In response to the government’s plans for gas, Darren Farrar, customer marketing manager at Schneider Electric, commented, “It’s been an interesting few weeks for anyone working within the energy industry and there is much debate around the best possible path for the UK’s future energy policy.
“There is no doubt that each side believe the best possible path is one with a balanced energy mix that draws on the strengths and compensates for the weaknesses of each and every technology. But many feel George Osbourne’s commitment to invest in around 37GW of new gas capacity takes us down a path that has been tread many times before.
“As government provides the go ahead for fracking to continue across the UK, it feels as though there is a greater shift toward gas energy generation taking place.
“Recent estimates have shown there could be around £1.5 trillion worth of shale gas buried beneath the UK’s surface but it is unclear exactly how much there is and of its potential to bring down prices. The UK certainly won’t see energy bill reductions like those seen in the US and government does add the clause that shale gas ‘might get the price of energy down’. I’m not convinced that a strategy built on ‘might’ is good enough when large swathes of the UK countryside are at risk and our security of supply is in no way strengthened.
“In fact, the Committee on Climate Change have also challenged the government’s own statistics on investment highlighting that renewables should be seen as ‘an insurance policy’ against rising gas and carbon prices. It has concluded that household energy bills could be as much as £600 more per year if the UK is reliant on gas when compared to £100 more if the UK focussed its attention on renewables. This presents a huge risk to consumer affordability.
“Equally, there are of course benefits to a renewed interest in gas, namely the creation of jobs, but also as a back-up to intermittent wind energy, which is something we sorely need. I can’t help but feel however, that the government is using gas generation as a sticking plaster for the energy industry, only to push the UK into a greater reliance on imported gas in the future and as a result further risk security of supply and the affordability of energy.

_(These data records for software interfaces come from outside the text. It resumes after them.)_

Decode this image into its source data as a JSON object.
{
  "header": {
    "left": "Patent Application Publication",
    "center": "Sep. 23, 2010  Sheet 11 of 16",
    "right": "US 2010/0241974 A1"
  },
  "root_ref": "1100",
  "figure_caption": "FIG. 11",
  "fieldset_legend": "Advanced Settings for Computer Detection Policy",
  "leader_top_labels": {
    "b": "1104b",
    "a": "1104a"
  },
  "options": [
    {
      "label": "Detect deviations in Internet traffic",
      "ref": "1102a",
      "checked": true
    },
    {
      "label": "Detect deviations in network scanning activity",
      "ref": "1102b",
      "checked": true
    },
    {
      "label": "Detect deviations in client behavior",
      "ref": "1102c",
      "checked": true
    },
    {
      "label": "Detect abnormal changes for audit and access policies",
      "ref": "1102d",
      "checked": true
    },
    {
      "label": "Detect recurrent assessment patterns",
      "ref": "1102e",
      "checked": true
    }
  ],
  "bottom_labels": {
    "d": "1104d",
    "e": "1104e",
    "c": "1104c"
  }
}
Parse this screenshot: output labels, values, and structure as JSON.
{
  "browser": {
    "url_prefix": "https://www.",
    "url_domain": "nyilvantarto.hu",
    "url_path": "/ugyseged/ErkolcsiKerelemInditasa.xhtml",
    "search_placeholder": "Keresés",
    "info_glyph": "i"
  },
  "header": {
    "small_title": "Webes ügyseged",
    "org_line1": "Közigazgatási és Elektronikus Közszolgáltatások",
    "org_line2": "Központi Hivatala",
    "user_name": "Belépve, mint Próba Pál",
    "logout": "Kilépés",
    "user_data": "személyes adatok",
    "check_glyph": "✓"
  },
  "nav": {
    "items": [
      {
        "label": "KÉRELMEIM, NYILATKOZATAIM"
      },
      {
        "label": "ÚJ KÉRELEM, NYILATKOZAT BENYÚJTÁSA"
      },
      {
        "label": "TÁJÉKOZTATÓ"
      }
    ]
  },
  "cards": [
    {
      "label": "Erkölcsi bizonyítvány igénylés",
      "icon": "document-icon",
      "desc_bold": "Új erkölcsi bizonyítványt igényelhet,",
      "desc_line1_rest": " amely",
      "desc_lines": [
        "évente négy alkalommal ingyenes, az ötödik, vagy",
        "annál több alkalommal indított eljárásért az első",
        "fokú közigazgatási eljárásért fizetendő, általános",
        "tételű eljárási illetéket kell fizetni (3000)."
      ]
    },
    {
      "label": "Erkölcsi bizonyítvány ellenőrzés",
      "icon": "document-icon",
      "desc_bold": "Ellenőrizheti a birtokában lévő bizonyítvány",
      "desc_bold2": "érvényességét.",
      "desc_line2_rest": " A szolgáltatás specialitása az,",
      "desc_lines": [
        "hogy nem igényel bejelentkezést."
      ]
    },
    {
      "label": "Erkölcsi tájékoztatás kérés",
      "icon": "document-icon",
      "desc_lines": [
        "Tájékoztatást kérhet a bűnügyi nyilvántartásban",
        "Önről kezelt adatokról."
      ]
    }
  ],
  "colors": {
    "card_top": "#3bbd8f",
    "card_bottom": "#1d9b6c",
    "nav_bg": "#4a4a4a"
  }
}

“The gas gamble is a risky business and while I wholly support a balanced energy mix, the renewed dash-for-gas feels a lot like many policies before it – putting all our eggs in one, very gassy basket, which really isn’t the answer.”